The ongoing food crisis, which the United Nations described as the worst humanitarian emergency since World War II, has put Africa front and centre in our newsfeeds.

Unfortunately, it often takes extreme and tragic events for the rest of the world to turn its attention to what is happening in the world’s second-largest continent.

High levels of poverty are still experienced by far too many children and families in a number of African countries. But focusing solely on these problems can lead to outdated stereotypes that all children in Africa are “poor kids” living in traditional huts. This is not an accurate reflection – the reality is far more complex, and far more interesting.

So here are a few facts that might just change the way you think about Africa, and it’s place in our global neighbourhood.

Four out of five people in Africa have a mobile phone

It is a common stereotype that children in Africa have no access to modern technology. That’s not true – currently, around 80% have mobile phones.

In Kenya, the statistics are even higher with nine out of ten people owning a mobile phone. But this is still in stark contrast to the fact that one in two houses does not have adequate sanitation and the average school has only one toilet for every 100 children. This can lead to the outbreak of disease, many of which are particularly deadly for young children.

Life is good for 33-year-old Moses Banda.

The father of three runs a grocery stall and works in the food and beverage section at the luxurious Radisson Blu Hotel in Zambia’s capital, Lusaka.

Recently he bought some land in Rufunsa, east of Lusaka city, where he plans to start a farm.

“I plan to go into farming full-time in the next few years,” Moses says.

Life could have easily taken a different path, however. Moses says he’s “very lucky” to have everything he has now.

“I’m what I am today because one person called a sponsor cared enough to ensure that I was healthy and, above all, got the necessary education to enable me to face the future with confidence,” he says.

When he was six years old Moses was enrolled into ChildFund’s sponsorship program. A year later he was sponsored, and his life took a turn.

Growing up in a family with five children and one income – his father worked as a security guard – it was unlikely he or his siblings would go to school.

However, after joining ChildFund’s sponsorship program he found himself among books and classrooms, and envisioning a different future for himself.
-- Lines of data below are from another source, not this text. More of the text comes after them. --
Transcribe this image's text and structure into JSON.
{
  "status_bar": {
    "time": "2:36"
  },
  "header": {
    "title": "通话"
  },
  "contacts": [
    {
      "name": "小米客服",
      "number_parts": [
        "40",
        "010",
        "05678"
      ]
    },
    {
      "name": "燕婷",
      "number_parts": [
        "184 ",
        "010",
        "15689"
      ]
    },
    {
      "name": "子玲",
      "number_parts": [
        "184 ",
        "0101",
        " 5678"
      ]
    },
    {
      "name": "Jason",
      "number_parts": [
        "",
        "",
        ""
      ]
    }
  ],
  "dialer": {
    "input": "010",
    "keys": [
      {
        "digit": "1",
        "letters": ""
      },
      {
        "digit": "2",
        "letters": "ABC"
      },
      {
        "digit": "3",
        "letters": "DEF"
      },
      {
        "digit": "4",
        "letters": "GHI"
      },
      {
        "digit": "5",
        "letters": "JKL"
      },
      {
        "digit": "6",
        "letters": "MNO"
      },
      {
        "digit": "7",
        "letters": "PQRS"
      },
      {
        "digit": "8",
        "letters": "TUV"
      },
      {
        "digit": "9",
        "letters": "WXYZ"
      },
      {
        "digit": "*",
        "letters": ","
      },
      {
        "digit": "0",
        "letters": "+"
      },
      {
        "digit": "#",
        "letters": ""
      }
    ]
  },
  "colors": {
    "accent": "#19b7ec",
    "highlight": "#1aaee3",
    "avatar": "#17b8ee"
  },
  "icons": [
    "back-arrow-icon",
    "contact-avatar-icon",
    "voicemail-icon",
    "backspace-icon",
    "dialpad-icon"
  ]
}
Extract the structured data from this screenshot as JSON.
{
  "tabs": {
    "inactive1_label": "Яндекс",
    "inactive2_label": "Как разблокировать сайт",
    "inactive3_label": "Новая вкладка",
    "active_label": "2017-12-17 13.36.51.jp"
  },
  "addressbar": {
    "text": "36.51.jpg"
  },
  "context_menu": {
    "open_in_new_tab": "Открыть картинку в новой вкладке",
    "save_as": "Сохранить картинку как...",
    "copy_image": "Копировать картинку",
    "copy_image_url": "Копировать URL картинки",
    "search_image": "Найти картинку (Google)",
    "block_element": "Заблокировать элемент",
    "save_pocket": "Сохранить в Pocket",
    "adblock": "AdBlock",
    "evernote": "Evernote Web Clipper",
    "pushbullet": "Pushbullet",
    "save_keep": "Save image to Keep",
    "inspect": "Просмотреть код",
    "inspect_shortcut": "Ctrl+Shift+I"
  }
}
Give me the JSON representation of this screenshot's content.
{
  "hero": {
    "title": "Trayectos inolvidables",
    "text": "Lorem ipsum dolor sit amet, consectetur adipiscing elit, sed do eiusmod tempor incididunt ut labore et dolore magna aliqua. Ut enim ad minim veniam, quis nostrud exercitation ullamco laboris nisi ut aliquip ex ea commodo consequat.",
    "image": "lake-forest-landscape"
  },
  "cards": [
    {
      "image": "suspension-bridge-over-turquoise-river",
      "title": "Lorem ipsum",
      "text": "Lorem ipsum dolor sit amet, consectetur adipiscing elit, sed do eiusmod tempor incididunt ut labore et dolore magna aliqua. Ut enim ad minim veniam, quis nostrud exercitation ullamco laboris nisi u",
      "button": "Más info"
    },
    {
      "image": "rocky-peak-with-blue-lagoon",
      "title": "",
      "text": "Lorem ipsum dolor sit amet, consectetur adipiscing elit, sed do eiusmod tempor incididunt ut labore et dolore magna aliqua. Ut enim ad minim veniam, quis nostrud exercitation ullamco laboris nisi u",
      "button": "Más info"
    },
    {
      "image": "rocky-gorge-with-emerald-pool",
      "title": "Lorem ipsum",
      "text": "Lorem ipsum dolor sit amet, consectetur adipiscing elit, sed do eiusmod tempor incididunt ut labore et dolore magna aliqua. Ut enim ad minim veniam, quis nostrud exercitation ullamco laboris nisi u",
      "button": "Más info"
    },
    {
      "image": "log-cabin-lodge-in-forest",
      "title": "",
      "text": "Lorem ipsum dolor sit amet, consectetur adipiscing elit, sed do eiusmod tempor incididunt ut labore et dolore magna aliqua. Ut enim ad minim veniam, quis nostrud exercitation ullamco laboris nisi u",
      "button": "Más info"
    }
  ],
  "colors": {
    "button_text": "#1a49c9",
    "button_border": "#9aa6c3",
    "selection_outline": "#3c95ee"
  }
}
“As a result of my sponsorship, my parents never worried about my school requirements as all these were provided by ChildFund,” he says.

“My clothing and shoes were also from ChildFund.”

He threw himself into his studies and was determined to finish grade 12 to get the best chance at life.

After his sponsorship came to an end when he finished grade 10, he began working to pay for his school fees.

“I knew my dad could not afford to pay, and I did not want to stop school, so I paid until I completed grade 12 with the salary I was getting then,” he says.

“I wanted to live a better life than what we had in my father’s house.”